• _Directions_
Repeat the entries below in full, with every character unchanged.

• _Entries from a dataset of interfaces_
⁂

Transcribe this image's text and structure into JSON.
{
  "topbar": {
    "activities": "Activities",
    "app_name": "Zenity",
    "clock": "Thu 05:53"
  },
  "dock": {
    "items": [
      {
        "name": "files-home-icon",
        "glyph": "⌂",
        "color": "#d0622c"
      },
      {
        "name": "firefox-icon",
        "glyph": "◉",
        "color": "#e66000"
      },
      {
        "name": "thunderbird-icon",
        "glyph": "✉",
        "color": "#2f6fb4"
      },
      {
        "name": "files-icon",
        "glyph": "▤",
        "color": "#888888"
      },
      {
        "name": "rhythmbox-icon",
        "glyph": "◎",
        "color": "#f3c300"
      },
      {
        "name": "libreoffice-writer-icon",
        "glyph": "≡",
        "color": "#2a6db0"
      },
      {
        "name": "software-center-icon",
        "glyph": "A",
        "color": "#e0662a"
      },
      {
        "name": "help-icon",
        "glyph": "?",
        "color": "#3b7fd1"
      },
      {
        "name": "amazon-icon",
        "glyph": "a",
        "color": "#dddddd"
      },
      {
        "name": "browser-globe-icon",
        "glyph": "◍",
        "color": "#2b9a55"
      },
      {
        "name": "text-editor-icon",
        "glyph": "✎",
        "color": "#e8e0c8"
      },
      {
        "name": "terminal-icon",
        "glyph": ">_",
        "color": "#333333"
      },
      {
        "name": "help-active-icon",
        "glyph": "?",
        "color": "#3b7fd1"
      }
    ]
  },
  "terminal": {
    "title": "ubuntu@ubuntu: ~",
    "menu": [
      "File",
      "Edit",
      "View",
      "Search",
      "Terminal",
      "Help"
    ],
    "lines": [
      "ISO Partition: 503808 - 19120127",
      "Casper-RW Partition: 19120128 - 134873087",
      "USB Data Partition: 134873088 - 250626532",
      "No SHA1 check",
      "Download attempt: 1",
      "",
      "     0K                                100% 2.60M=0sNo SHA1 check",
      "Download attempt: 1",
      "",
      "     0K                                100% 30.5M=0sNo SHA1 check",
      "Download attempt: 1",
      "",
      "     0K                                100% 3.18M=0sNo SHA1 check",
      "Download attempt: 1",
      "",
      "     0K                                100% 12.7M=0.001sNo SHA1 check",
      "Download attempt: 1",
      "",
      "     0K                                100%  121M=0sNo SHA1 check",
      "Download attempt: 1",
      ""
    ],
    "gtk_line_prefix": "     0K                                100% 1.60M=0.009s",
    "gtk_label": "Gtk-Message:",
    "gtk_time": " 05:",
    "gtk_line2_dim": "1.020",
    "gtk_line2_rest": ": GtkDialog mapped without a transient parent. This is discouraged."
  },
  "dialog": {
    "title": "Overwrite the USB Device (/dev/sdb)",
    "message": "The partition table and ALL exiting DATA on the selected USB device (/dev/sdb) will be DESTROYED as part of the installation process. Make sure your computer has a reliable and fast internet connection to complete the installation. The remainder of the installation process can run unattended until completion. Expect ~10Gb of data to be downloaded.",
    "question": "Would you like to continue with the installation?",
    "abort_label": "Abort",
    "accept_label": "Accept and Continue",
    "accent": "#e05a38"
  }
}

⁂

• _Task solution_
Transcribe this image's text and structure into JSON.
{
  "topbar": {
    "activities": "Activities",
    "app_name": "Zenity",
    "clock": "Thu 05:53"
  },
  "dock": {
    "items": [
      {
        "name": "files-home-icon",
        "glyph": "⌂",
        "color": "#d0622c"
      },
      {
        "name": "firefox-icon",
        "glyph": "◉",
        "color": "#e66000"
      },
      {
        "name": "thunderbird-icon",
        "glyph": "✉",
        "color": "#2f6fb4"
      },
      {
        "name": "files-icon",
        "glyph": "▤",
        "color": "#888888"
      },
      {
        "name": "rhythmbox-icon",
        "glyph": "◎",
        "color": "#f3c300"
      },
      {
        "name": "libreoffice-writer-icon",
        "glyph": "≡",
        "color": "#2a6db0"
      },
      {
        "name": "software-center-icon",
        "glyph": "A",
        "color": "#e0662a"
      },
      {
        "name": "help-icon",
        "glyph": "?",
        "color": "#3b7fd1"
      },
      {
        "name": "amazon-icon",
        "glyph": "a",
        "color": "#dddddd"
      },
      {
        "name": "browser-globe-icon",
        "glyph": "◍",
        "color": "#2b9a55"
      },
      {
        "name": "text-editor-icon",
        "glyph": "✎",
        "color": "#e8e0c8"
      },
      {
        "name": "terminal-icon",
        "glyph": ">_",
        "color": "#333333"
      },
      {
        "name": "help-active-icon",
        "glyph": "?",
        "color": "#3b7fd1"
      }
    ]
  },
  "terminal": {
    "title": "ubuntu@ubuntu: ~",
    "menu": [
      "File",
      "Edit",
      "View",
      "Search",
      "Terminal",
      "Help"
    ],
    "lines": [
      "ISO Partition: 503808 - 19120127",
      "Casper-RW Partition: 19120128 - 134873087",
      "USB Data Partition: 134873088 - 250626532",
      "No SHA1 check",
      "Download attempt: 1",
      "",
      "     0K                                100% 2.60M=0sNo SHA1 check",
      "Download attempt: 1",
      "",
      "     0K                                100% 30.5M=0sNo SHA1 check",
      "Download attempt: 1",
      "",
      "     0K                                100% 3.18M=0sNo SHA1 check",
      "Download attempt: 1",
      "",
      "     0K                                100% 12.7M=0.001sNo SHA1 check",
      "Download attempt: 1",
      "",
      "     0K                                100%  121M=0sNo SHA1 check",
      "Download attempt: 1",
      ""
    ],
    "gtk_line_prefix": "     0K                                100% 1.60M=0.009s",
    "gtk_label": "Gtk-Message:",
    "gtk_time": " 05:",
    "gtk_line2_dim": "1.020",
    "gtk_line2_rest": ": GtkDialog mapped without a transient parent. This is discouraged."
  },
  "dialog": {
    "title": "Overwrite the USB Device (/dev/sdb)",
    "message": "The partition table and ALL exiting DATA on the selected USB device (/dev/sdb) will be DESTROYED as part of the installation process. Make sure your computer has a reliable and fast internet connection to complete the installation. The remainder of the installation process can run unattended until completion. Expect ~10Gb of data to be downloaded.",
    "question": "Would you like to continue with the installation?",
    "abort_label": "Abort",
    "accept_label": "Accept and Continue",
    "accent": "#e05a38"
  }
}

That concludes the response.